Task description ::
With every line kept intact, print the entries that appear below.
───── Supplied information ─────
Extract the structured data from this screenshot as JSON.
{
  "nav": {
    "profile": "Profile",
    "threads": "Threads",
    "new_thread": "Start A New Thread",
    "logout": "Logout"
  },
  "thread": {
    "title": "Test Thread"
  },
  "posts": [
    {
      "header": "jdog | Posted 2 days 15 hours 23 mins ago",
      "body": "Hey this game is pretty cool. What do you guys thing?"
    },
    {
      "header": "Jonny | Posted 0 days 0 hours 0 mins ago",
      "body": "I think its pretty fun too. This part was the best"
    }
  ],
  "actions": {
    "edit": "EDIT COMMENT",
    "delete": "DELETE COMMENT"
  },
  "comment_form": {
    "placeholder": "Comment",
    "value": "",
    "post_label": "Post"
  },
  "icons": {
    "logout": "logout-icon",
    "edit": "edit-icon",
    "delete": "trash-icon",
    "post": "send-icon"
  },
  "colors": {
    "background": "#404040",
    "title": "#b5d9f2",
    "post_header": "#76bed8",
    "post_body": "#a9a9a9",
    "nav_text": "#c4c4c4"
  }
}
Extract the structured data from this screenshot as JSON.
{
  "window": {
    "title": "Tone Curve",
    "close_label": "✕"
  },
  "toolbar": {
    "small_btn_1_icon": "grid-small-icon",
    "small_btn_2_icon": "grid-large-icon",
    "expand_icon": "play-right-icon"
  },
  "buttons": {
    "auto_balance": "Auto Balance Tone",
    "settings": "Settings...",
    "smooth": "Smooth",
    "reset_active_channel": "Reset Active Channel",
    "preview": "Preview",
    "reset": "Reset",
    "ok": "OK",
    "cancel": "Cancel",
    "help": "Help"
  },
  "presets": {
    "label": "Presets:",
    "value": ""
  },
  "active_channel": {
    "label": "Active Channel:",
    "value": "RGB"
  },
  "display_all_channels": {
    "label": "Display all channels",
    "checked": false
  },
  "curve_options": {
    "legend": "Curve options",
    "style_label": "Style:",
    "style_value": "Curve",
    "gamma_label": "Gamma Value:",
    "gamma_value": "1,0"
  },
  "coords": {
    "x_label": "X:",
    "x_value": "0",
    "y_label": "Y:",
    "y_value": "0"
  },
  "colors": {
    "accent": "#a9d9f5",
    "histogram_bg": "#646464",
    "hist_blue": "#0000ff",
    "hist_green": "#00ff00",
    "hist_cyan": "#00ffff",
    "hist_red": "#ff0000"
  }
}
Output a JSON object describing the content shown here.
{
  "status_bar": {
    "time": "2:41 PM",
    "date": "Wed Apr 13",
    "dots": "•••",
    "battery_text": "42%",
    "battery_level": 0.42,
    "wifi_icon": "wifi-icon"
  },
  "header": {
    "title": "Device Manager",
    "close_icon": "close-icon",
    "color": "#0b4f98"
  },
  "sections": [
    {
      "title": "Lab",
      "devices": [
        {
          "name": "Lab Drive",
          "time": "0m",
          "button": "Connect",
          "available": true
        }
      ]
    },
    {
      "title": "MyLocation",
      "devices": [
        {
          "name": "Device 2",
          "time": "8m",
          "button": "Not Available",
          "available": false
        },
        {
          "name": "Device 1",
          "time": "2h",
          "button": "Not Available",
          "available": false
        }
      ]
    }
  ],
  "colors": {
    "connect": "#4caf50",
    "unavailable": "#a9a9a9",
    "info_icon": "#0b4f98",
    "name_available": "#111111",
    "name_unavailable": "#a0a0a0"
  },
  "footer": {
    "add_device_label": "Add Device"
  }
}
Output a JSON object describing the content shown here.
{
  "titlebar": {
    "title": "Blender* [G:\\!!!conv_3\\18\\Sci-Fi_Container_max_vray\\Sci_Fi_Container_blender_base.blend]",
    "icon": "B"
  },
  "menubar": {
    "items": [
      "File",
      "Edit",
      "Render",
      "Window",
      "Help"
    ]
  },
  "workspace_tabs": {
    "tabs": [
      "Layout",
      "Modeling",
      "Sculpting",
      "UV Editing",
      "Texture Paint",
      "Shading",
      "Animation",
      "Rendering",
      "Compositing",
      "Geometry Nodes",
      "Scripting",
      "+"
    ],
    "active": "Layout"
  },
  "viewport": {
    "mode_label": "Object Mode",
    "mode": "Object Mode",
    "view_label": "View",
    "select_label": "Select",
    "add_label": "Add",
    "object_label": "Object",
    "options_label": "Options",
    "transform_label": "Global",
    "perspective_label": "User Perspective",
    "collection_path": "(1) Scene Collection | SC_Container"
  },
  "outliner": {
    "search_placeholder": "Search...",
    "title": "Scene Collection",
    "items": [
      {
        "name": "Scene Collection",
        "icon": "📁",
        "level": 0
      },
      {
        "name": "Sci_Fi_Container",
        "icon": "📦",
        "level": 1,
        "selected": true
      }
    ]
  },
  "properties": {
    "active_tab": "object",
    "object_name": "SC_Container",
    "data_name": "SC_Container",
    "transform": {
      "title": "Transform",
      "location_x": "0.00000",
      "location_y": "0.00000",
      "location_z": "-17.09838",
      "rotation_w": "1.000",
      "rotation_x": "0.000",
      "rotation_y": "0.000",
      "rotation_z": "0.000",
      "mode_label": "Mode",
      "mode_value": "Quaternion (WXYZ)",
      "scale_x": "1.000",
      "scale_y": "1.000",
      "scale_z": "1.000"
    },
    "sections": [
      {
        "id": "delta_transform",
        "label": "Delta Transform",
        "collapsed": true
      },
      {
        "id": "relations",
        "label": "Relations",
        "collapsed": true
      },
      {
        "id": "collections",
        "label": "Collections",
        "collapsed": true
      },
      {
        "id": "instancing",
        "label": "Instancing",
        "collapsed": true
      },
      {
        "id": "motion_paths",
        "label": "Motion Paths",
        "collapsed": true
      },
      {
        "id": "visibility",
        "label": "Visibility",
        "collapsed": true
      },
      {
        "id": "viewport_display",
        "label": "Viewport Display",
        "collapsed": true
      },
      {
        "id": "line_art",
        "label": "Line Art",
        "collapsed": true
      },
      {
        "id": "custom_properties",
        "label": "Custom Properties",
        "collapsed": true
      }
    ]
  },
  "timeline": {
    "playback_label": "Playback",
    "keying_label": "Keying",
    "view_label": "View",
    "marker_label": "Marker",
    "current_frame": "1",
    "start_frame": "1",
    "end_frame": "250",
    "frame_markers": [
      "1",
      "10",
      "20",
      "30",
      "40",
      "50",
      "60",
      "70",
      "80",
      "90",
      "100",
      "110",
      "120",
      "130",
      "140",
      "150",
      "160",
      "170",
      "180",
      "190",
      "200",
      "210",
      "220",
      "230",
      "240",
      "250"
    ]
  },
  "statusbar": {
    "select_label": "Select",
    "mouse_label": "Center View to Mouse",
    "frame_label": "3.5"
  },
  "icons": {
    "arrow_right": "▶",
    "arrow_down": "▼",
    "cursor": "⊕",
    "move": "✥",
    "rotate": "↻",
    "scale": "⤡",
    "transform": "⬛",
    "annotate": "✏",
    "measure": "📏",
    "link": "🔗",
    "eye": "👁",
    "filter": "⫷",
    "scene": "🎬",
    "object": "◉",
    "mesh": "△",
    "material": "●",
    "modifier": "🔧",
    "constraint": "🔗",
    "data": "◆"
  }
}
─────
Result ::
Extract the structured data from this screenshot as JSON.
{
  "nav": {
    "profile": "Profile",
    "threads": "Threads",
    "new_thread": "Start A New Thread",
    "logout": "Logout"
  },
  "thread": {
    "title": "Test Thread"
  },
  "posts": [
    {
      "header": "jdog | Posted 2 days 15 hours 23 mins ago",
      "body": "Hey this game is pretty cool. What do you guys thing?"
    },
    {
      "header": "Jonny | Posted 0 days 0 hours 0 mins ago",
      "body": "I think its pretty fun too. This part was the best"
    }
  ],
  "actions": {
    "edit": "EDIT COMMENT",
    "delete": "DELETE COMMENT"
  },
  "comment_form": {
    "placeholder": "Comment",
    "value": "",
    "post_label": "Post"
  },
  "icons": {
    "logout": "logout-icon",
    "edit": "edit-icon",
    "delete": "trash-icon",
    "post": "send-icon"
  },
  "colors": {
    "background": "#404040",
    "title": "#b5d9f2",
    "post_header": "#76bed8",
    "post_body": "#a9a9a9",
    "nav_text": "#c4c4c4"
  }
}
Extract the structured data from this screenshot as JSON.
{
  "window": {
    "title": "Tone Curve",
    "close_label": "✕"
  },
  "toolbar": {
    "small_btn_1_icon": "grid-small-icon",
    "small_btn_2_icon": "grid-large-icon",
    "expand_icon": "play-right-icon"
  },
  "buttons": {
    "auto_balance": "Auto Balance Tone",
    "settings": "Settings...",
    "smooth": "Smooth",
    "reset_active_channel": "Reset Active Channel",
    "preview": "Preview",
    "reset": "Reset",
    "ok": "OK",
    "cancel": "Cancel",
    "help": "Help"
  },
  "presets": {
    "label": "Presets:",
    "value": ""
  },
  "active_channel": {
    "label": "Active Channel:",
    "value": "RGB"
  },
  "display_all_channels": {
    "label": "Display all channels",
    "checked": false
  },
  "curve_options": {
    "legend": "Curve options",
    "style_label": "Style:",
    "style_value": "Curve",
    "gamma_label": "Gamma Value:",
    "gamma_value": "1,0"
  },
  "coords": {
    "x_label": "X:",
    "x_value": "0",
    "y_label": "Y:",
    "y_value": "0"
  },
  "colors": {
    "accent": "#a9d9f5",
    "histogram_bg": "#646464",
    "hist_blue": "#0000ff",
    "hist_green": "#00ff00",
    "hist_cyan": "#00ffff",
    "hist_red": "#ff0000"
  }
}
Output a JSON object describing the content shown here.
{
  "status_bar": {
    "time": "2:41 PM",
    "date": "Wed Apr 13",
    "dots": "•••",
    "battery_text": "42%",
    "battery_level": 0.42,
    "wifi_icon": "wifi-icon"
  },
  "header": {
    "title": "Device Manager",
    "close_icon": "close-icon",
    "color": "#0b4f98"
  },
  "sections": [
    {
      "title": "Lab",
      "devices": [
        {
          "name": "Lab Drive",
          "time": "0m",
          "button": "Connect",
          "available": true
        }
      ]
    },
    {
      "title": "MyLocation",
      "devices": [
        {
          "name": "Device 2",
          "time": "8m",
          "button": "Not Available",
          "available": false
        },
        {
          "name": "Device 1",
          "time": "2h",
          "button": "Not Available",
          "available": false
        }
      ]
    }
  ],
  "colors": {
    "connect": "#4caf50",
    "unavailable": "#a9a9a9",
    "info_icon": "#0b4f98",
    "name_available": "#111111",
    "name_unavailable": "#a0a0a0"
  },
  "footer": {
    "add_device_label": "Add Device"
  }
}
Output a JSON object describing the content shown here.
{
  "titlebar": {
    "title": "Blender* [G:\\!!!conv_3\\18\\Sci-Fi_Container_max_vray\\Sci_Fi_Container_blender_base.blend]",
    "icon": "B"
  },
  "menubar": {
    "items": [
      "File",
      "Edit",
      "Render",
      "Window",
      "Help"
    ]
  },
  "workspace_tabs": {
    "tabs": [
      "Layout",
      "Modeling",
      "Sculpting",
      "UV Editing",
      "Texture Paint",
      "Shading",
      "Animation",
      "Rendering",
      "Compositing",
      "Geometry Nodes",
      "Scripting",
      "+"
    ],
    "active": "Layout"
  },
  "viewport": {
    "mode_label": "Object Mode",
    "mode": "Object Mode",
    "view_label": "View",
    "select_label": "Select",
    "add_label": "Add",
    "object_label": "Object",
    "options_label": "Options",
    "transform_label": "Global",
    "perspective_label": "User Perspective",
    "collection_path": "(1) Scene Collection | SC_Container"
  },
  "outliner": {
    "search_placeholder": "Search...",
    "title": "Scene Collection",
    "items": [
      {
        "name": "Scene Collection",
        "icon": "📁",
        "level": 0
      },
      {
        "name": "Sci_Fi_Container",
        "icon": "📦",
        "level": 1,
        "selected": true
      }
    ]
  },
  "properties": {
    "active_tab": "object",
    "object_name": "SC_Container",
    "data_name": "SC_Container",
    "transform": {
      "title": "Transform",
      "location_x": "0.00000",
      "location_y": "0.00000",
      "location_z": "-17.09838",
      "rotation_w": "1.000",
      "rotation_x": "0.000",
      "rotation_y": "0.000",
      "rotation_z": "0.000",
      "mode_label": "Mode",
      "mode_value": "Quaternion (WXYZ)",
      "scale_x": "1.000",
      "scale_y": "1.000",
      "scale_z": "1.000"
    },
    "sections": [
      {
        "id": "delta_transform",
        "label": "Delta Transform",
        "collapsed": true
      },
      {
        "id": "relations",
        "label": "Relations",
        "collapsed": true
      },
      {
        "id": "collections",
        "label": "Collections",
        "collapsed": true
      },
      {
        "id": "instancing",
        "label": "Instancing",
        "collapsed": true
      },
      {
        "id": "motion_paths",
        "label": "Motion Paths",
        "collapsed": true
      },
      {
        "id": "visibility",
        "label": "Visibility",
        "collapsed": true
      },
      {
        "id": "viewport_display",
        "label": "Viewport Display",
        "collapsed": true
      },
      {
        "id": "line_art",
        "label": "Line Art",
        "collapsed": true
      },
      {
        "id": "custom_properties",
        "label": "Custom Properties",
        "collapsed": true
      }
    ]
  },
  "timeline": {
    "playback_label": "Playback",
    "keying_label": "Keying",
    "view_label": "View",
    "marker_label": "Marker",
    "current_frame": "1",
    "start_frame": "1",
    "end_frame": "250",
    "frame_markers": [
      "1",
      "10",
      "20",
      "30",
      "40",
      "50",
      "60",
      "70",
      "80",
      "90",
      "100",
      "110",
      "120",
      "130",
      "140",
      "150",
      "160",
      "170",
      "180",
      "190",
      "200",
      "210",
      "220",
      "230",
      "240",
      "250"
    ]
  },
  "statusbar": {
    "select_label": "Select",
    "mouse_label": "Center View to Mouse",
    "frame_label": "3.5"
  },
  "icons": {
    "arrow_right": "▶",
    "arrow_down": "▼",
    "cursor": "⊕",
    "move": "✥",
    "rotate": "↻",
    "scale": "⤡",
    "transform": "⬛",
    "annotate": "✏",
    "measure": "📏",
    "link": "🔗",
    "eye": "👁",
    "filter": "⫷",
    "scene": "🎬",
    "object": "◉",
    "mesh": "△",
    "material": "●",
    "modifier": "🔧",
    "constraint": "🔗",
    "data": "◆"
  }
}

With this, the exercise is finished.